She’s back! No kidding—by making a final two weeks ago, even though she lost, Hingis re-entered the Top 10. Her comeback has been a disorienting experience for many of the players she has faced. As women’s pro tennis has become more and more a power game, a style of play based on all-court positional gambits has become rare. This year, Hingis has made plenty of otherwise successful women look foolish. Of course, unlike most other women these days, she still lacks a point-ending weapon, but she has managed to avoid being blown off the court. Her serve is a touch beefier than it was before she retired, and her overall court sense remains wizardly. Thus far, 2006 has been all about rebuilding her confidence. Now that she’s proven she can hang with the big girls, the stage is set for a semifinal run.
Serena is in the midst of a comeback, and her results so far have been shockingly good, at least on hard courts: In consecutive lead-up tournaments to the U.S. Open this year, she has made the semis both times. The X factor with her game is fitness: One-week tournaments seem to wear her out, such that she has done herself in with unforced errors. Even if she can make it through Week 1 at the Open, she may not have enough in the tank to survive Week 2. Her position in the draw is another issue; she won’t be seeded, so she’ll be facing tough competition much earlier.
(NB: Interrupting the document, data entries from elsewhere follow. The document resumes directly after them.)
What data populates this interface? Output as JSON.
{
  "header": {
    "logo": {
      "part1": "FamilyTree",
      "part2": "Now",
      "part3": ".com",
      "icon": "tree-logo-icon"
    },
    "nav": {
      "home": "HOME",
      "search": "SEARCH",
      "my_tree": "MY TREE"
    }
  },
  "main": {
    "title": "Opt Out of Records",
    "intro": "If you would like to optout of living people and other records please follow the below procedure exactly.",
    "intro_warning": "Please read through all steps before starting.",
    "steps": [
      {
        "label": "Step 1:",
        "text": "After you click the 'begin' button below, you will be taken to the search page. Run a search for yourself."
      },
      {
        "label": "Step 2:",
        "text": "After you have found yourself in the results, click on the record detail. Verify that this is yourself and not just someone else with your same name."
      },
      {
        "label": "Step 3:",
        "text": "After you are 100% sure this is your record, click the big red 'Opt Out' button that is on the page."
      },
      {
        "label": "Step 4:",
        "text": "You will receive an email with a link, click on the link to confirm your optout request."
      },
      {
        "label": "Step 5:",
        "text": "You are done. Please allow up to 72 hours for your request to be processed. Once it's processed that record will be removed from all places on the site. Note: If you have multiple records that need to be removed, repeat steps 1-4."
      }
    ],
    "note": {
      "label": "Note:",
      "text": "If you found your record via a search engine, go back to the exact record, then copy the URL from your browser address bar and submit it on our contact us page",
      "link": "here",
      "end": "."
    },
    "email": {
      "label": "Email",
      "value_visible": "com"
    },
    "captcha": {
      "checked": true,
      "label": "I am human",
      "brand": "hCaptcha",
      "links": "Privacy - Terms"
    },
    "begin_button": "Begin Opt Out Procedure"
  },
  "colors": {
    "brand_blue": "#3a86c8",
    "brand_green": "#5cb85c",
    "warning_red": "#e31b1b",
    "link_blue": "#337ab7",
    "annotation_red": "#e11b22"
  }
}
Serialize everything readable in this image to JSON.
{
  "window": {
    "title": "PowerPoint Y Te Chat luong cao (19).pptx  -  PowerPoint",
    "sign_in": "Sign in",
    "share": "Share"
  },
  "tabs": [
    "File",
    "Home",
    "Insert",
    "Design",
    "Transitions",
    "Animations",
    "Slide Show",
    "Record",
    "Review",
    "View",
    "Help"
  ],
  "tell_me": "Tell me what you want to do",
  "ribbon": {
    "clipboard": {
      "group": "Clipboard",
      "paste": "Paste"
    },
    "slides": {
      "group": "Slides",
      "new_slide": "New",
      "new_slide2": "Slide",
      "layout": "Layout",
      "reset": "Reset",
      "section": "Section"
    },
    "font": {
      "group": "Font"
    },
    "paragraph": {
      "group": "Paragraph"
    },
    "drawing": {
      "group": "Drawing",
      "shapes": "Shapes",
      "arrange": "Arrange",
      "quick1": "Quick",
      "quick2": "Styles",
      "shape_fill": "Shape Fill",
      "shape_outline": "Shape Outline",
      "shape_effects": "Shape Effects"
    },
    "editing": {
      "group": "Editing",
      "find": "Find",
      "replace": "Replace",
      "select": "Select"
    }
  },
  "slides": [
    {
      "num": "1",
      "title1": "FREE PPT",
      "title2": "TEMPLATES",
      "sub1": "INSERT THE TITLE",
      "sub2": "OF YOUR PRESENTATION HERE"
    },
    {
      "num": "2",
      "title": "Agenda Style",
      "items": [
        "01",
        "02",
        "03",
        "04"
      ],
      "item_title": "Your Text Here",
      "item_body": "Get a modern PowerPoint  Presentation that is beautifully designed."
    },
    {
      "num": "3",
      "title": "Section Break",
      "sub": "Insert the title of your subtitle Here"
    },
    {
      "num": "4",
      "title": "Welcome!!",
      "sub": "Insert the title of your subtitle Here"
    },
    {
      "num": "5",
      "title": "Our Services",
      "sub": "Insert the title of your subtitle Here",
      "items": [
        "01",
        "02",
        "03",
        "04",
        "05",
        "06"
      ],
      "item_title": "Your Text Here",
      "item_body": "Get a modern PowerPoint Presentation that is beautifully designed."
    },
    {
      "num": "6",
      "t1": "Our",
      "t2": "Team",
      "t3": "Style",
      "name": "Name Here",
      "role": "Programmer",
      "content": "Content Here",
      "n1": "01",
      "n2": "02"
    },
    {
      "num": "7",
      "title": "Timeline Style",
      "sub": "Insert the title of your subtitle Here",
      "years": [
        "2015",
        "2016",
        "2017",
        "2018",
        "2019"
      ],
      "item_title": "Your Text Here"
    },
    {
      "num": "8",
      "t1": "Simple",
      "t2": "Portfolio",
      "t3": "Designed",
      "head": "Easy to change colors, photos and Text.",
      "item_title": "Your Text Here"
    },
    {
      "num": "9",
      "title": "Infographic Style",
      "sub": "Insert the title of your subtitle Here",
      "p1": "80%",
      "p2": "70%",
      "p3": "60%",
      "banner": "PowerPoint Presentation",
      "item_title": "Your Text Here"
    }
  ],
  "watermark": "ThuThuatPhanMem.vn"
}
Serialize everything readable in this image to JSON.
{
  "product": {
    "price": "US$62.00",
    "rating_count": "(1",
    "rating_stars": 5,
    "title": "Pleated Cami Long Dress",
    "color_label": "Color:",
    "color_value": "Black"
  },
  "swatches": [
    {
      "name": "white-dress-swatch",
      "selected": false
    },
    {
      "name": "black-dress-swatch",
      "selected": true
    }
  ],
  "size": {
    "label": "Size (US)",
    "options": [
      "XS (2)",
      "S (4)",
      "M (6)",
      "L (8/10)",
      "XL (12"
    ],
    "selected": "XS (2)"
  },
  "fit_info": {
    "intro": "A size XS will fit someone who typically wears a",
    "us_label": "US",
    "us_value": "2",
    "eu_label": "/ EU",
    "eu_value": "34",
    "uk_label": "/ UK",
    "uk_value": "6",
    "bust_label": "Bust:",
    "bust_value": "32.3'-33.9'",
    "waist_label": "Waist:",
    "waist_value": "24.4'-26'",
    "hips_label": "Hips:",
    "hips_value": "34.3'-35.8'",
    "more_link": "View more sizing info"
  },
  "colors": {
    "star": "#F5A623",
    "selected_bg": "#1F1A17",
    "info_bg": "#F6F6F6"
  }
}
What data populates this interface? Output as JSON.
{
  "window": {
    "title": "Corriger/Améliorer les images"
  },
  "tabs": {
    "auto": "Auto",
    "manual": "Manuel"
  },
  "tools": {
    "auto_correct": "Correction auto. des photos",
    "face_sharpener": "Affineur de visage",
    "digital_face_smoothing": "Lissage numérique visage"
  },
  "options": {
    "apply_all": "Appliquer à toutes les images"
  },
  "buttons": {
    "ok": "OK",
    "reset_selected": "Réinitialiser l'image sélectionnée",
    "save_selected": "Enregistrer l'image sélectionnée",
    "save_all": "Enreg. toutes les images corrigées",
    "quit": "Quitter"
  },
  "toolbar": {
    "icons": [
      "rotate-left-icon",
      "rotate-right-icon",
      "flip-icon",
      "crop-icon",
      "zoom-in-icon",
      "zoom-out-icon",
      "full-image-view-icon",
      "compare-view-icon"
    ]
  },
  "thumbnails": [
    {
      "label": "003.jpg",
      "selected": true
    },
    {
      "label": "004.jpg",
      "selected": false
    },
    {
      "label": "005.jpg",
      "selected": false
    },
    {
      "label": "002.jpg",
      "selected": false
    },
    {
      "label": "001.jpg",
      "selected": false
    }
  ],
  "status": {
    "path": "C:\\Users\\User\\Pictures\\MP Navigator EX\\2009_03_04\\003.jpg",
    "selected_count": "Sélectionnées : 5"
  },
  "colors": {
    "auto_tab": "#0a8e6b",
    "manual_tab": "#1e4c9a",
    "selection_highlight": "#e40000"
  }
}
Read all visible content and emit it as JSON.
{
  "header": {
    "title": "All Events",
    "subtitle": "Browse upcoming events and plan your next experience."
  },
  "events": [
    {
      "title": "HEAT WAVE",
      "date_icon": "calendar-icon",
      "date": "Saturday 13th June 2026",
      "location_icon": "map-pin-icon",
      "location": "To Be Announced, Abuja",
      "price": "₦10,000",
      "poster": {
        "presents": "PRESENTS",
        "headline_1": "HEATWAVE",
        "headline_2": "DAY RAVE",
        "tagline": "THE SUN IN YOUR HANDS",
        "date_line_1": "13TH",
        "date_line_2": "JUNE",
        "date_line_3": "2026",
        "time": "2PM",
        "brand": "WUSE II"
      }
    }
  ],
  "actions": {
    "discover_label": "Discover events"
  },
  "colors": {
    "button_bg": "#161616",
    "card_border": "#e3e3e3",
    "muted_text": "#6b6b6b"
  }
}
However, that could make trouble for the seeds: The last person you want to play in the first or second round is a two-time champ who can rip the fuzz off the ball.